    Oh, and you give Wizards an irrevocable right to do whatever they want with any information you post to your character.

    Sounds like a wonderful tool.

    ReplyDelete
  11. Character export and sharing won't be available at launch, but they are, allegedly, to be added in upcoming updates (with export getting a very high priority, after seeing player feedback). Now, whether the software update schedule will bring new features in months, or in years, is something that can't be told, yet.

    The tool developers seem fairly confident, not only in their ability to implement upgrades in a reasonable timeframe, but also in the release of additional tools (including, but apparently not limited to, the online monster builder).

    Now, everybody is free not to trust Wizards at this (and they have given users a number of reasons not to), but I choose to give them the benefit of doubt (again), in the hope that they will deliver something new. If nothing else, the move to online should make it easier to integrate whatever new stuff they are brewing.

    As for the data mining, I'm curious... what negative consequences can be expected from them doing so? I guess some players will be zealous of their character's information, perhaps out of principle... but I never worried too much about that kind of stuff.

    ReplyDelete
  12. I'm pretty sick of the argument that people who sign up twice a year are ripping off WotC. If I was not compelled by the magazine content or the other tools I would feel ripped off to be paying $70/year to use the Character Builder. It's a great tool but seriously, $70 every year to play D&D on top of the hundreds I already spend on books and minis? The part that pisses me off the most is they are trying to squeeze money out of the one successful part of DDI, the character builder, rather than trying to build tools that will encourage more people to buy DDI. I'll take a look at the new tool but I'll be calling WotC for a refund on Nov 17th.

    ReplyDelete
  13. This comment has been removed by the author.

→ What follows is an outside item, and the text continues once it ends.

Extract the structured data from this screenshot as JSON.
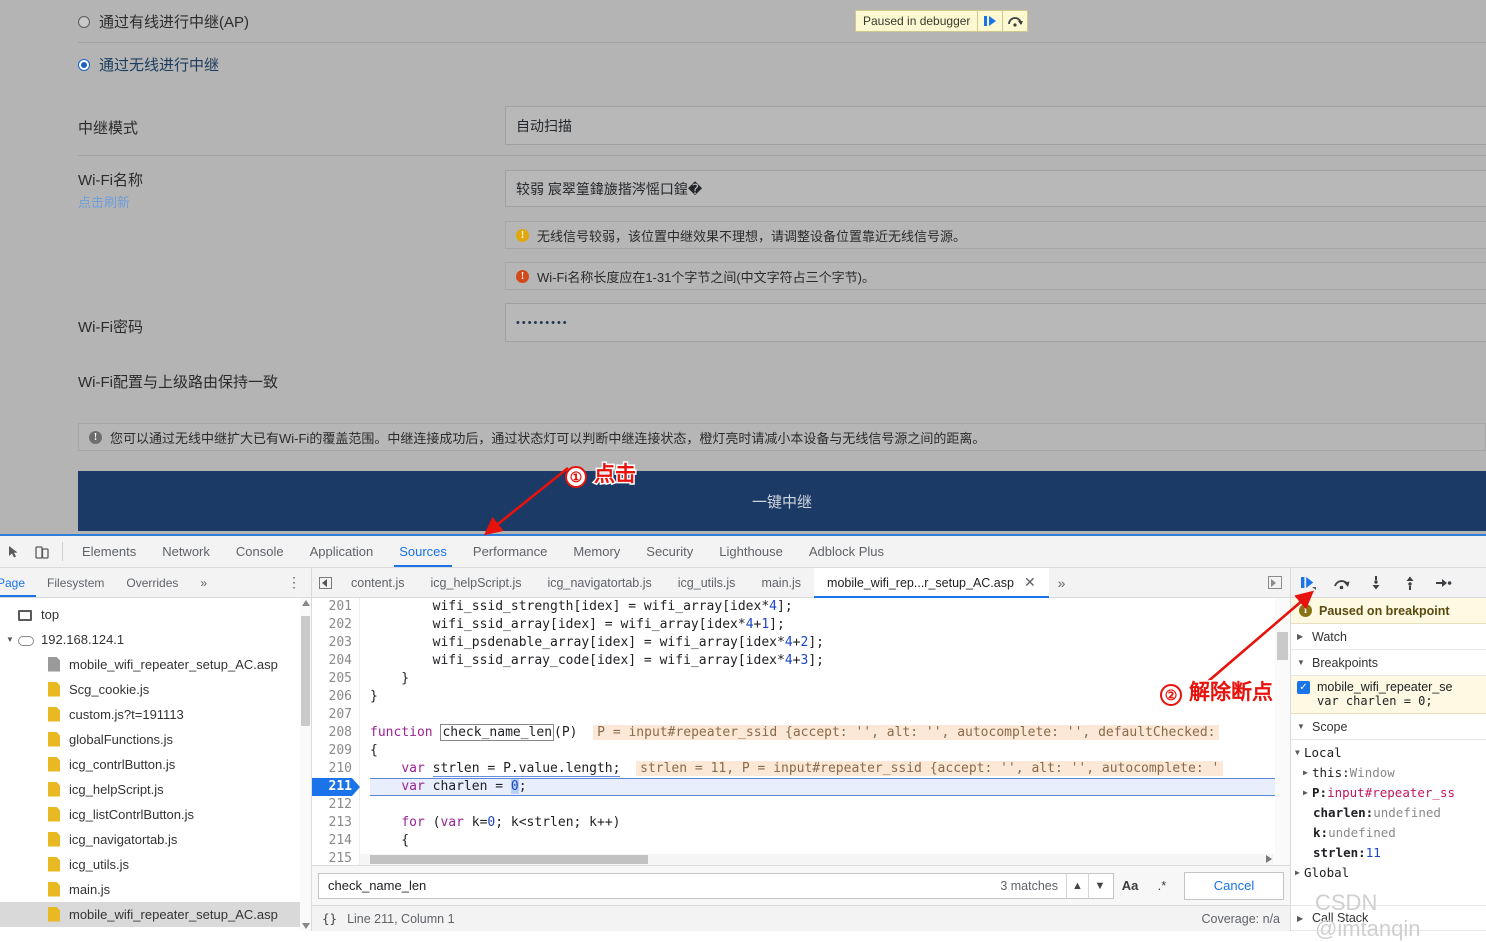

    ReplyDelete
  14. I suppose I look at this with the same mindset I approach buying comic books each week - if I continue to support the company with my money, it is an investment to continue enjoying something I love. Every week I throw down money on the counter of my local comic shop, something I've done since I was seven, I help pay the costs of developing those comics, keep the local store alive and keep my local economy functioning. Can I download those issues instead of having them in my hands for $3-4 each? Absolutely. But then the avenue of cash to those creators would dry up, the series I like would crash and I wouldn't have anything good to read.

    The same applies here. Does Wizard make a metric ton of money from these online purchases? Of course, but what do they do with it? Likely if the support of an online service shows an increase in income for the company, more attention will be paid towards it. If it fails to bring in a lot of loot, then they'll axe it entirely.

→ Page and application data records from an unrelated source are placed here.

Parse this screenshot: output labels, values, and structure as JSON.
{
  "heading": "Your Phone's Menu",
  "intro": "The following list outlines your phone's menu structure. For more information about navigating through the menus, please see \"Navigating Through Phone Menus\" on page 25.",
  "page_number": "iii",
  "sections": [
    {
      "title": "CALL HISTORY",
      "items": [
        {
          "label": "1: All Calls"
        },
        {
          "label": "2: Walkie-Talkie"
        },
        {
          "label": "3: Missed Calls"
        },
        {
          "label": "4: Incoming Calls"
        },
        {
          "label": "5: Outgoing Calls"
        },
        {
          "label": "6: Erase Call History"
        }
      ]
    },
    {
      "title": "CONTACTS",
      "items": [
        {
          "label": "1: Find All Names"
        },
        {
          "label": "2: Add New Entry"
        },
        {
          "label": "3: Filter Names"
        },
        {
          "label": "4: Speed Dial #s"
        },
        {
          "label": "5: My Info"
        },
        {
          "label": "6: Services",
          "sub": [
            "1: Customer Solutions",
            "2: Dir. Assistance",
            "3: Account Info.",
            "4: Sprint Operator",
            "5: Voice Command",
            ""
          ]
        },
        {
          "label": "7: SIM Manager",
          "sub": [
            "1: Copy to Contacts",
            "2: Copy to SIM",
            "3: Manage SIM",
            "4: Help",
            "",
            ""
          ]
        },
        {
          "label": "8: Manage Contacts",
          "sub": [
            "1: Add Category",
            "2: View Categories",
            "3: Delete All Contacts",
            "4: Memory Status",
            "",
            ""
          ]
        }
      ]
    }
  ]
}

    For me, it's an investment. It it flawless, no, but I liked how the original, downloadable builder expanded the longer it existed, and I will stick around, with my month-to-month 'donation' to the Wizard cause, to ensure that the online version does the same.

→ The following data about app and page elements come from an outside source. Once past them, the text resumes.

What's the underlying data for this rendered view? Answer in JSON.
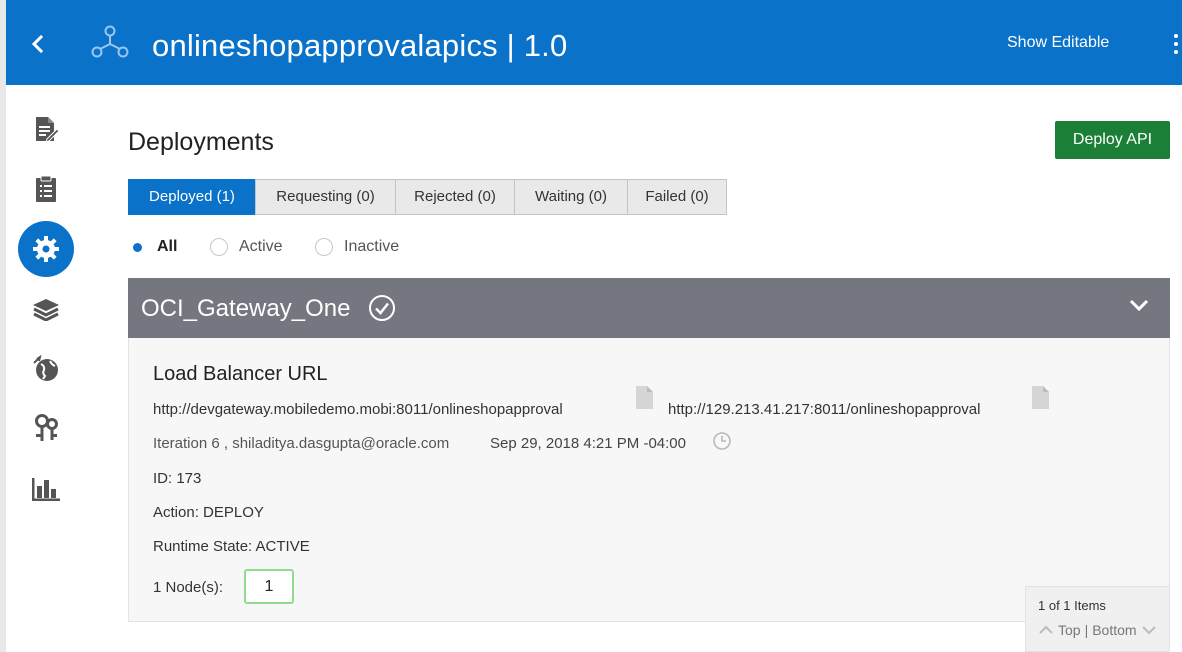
{
  "header": {
    "back_icon": "chevron-left-icon",
    "app_icon": "api-network-icon",
    "title": "onlineshopapprovalapics | 1.0",
    "show_editable": "Show Editable",
    "menu_icon": "kebab-menu-icon",
    "color": "#0a72c9"
  },
  "sidebar": {
    "items": [
      {
        "name": "api-document-icon"
      },
      {
        "name": "clipboard-list-icon"
      },
      {
        "name": "deployments-gear-icon",
        "active": true
      },
      {
        "name": "layers-icon"
      },
      {
        "name": "globe-icon"
      },
      {
        "name": "keys-icon"
      },
      {
        "name": "analytics-bar-chart-icon"
      }
    ]
  },
  "page": {
    "title": "Deployments",
    "deploy_button": "Deploy API"
  },
  "tabs": [
    {
      "label": "Deployed (1)",
      "selected": true
    },
    {
      "label": "Requesting (0)"
    },
    {
      "label": "Rejected (0)"
    },
    {
      "label": "Waiting (0)"
    },
    {
      "label": "Failed (0)"
    }
  ],
  "filters": [
    {
      "label": "All",
      "checked": true
    },
    {
      "label": "Active"
    },
    {
      "label": "Inactive"
    }
  ],
  "gateway": {
    "name": "OCI_Gateway_One",
    "status_icon": "check-circle-icon",
    "expand_icon": "chevron-down-icon",
    "header_color": "#747680",
    "load_balancer_title": "Load Balancer URL",
    "url_1": "http://devgateway.mobiledemo.mobi:8011/onlineshopapproval",
    "url_2": "http://129.213.41.217:8011/onlineshopapproval",
    "meta": "Iteration 6 , shiladitya.dasgupta@oracle.com",
    "date": "Sep 29, 2018 4:21 PM -04:00",
    "id": "ID: 173",
    "action": "Action: DEPLOY",
    "runtime_state": "Runtime State: ACTIVE",
    "nodes_label": "1 Node(s):",
    "nodes_value": "1"
  },
  "pager": {
    "count": "1 of 1 Items",
    "top": "Top",
    "separator": "|",
    "bottom": "Bottom"
  },
  "colors": {
    "deploy_button": "#1c7f37",
    "tab_selected": "#0a72c9",
    "nodes_border": "#8fdc8f"
  }
}
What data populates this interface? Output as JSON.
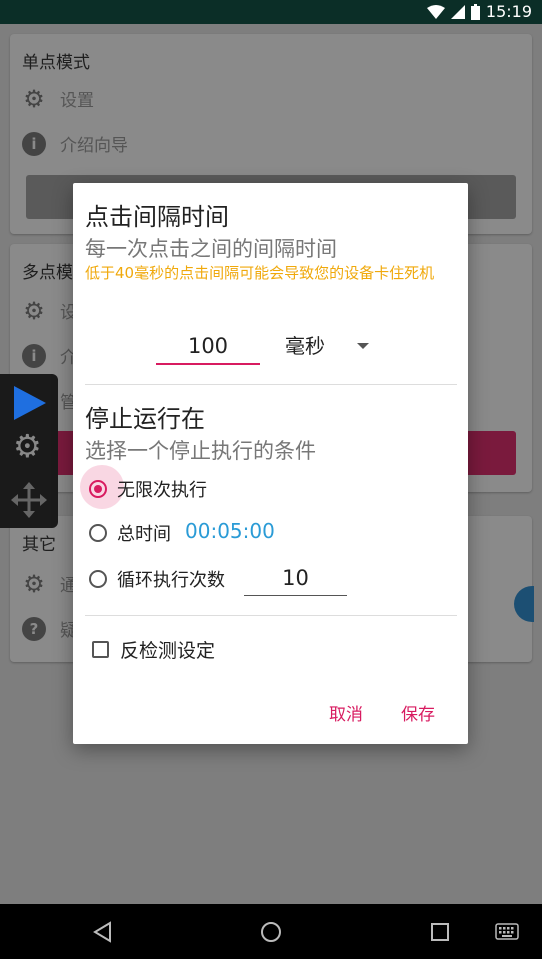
{
  "status_bar": {
    "time": "15:19"
  },
  "background": {
    "single_mode": {
      "title": "单点模式",
      "items": [
        "设置",
        "介绍向导"
      ]
    },
    "multi_mode": {
      "title": "多点模",
      "items": [
        "设",
        "介",
        "管"
      ]
    },
    "other": {
      "title": "其它",
      "items": [
        "通",
        "疑"
      ]
    }
  },
  "dialog": {
    "title": "点击间隔时间",
    "subtitle": "每一次点击之间的间隔时间",
    "warning": "低于40毫秒的点击间隔可能会导致您的设备卡住死机",
    "interval_value": "100",
    "interval_unit": "毫秒",
    "stop_title": "停止运行在",
    "stop_subtitle": "选择一个停止执行的条件",
    "options": [
      {
        "label": "无限次执行",
        "checked": true
      },
      {
        "label": "总时间",
        "value": "00:05:00",
        "checked": false
      },
      {
        "label": "循环执行次数",
        "value": "10",
        "checked": false
      }
    ],
    "anti_detect_label": "反检测设定",
    "cancel_label": "取消",
    "save_label": "保存"
  },
  "colors": {
    "accent": "#d81b60",
    "warning": "#f0a90c",
    "time": "#2a9bd6",
    "status_bar": "#0b2e27"
  }
}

    Now, I am fully aware people see this as a blanketly naive way of viewing how the gaming economy works, but likely those are the same people torrenting pdfs of each release, complaining when Wizards doesn't get something right, so they have to go download Pathfinder instead.

    ReplyDelete
  15. I hope they'll make a trial available because forming new groups with 4e noobs is a pain right now. It's hard enough to convince people to play a new system or start roleplaying altogether. Right now, this forces potential players to buy a rulebook/subscription right off the bat or requires intensive counseling by the DM in the character generation process where you could just let them play with the builder beta before.

    Oh and Stephen? Class act. Closing your little anecdote with a "if you don't agree with me you are just dirty pirates anyway" ad hominem. Go the extra mile next time and call them all out as closet pedophiles, why even showing restraint, ey?

    ReplyDelete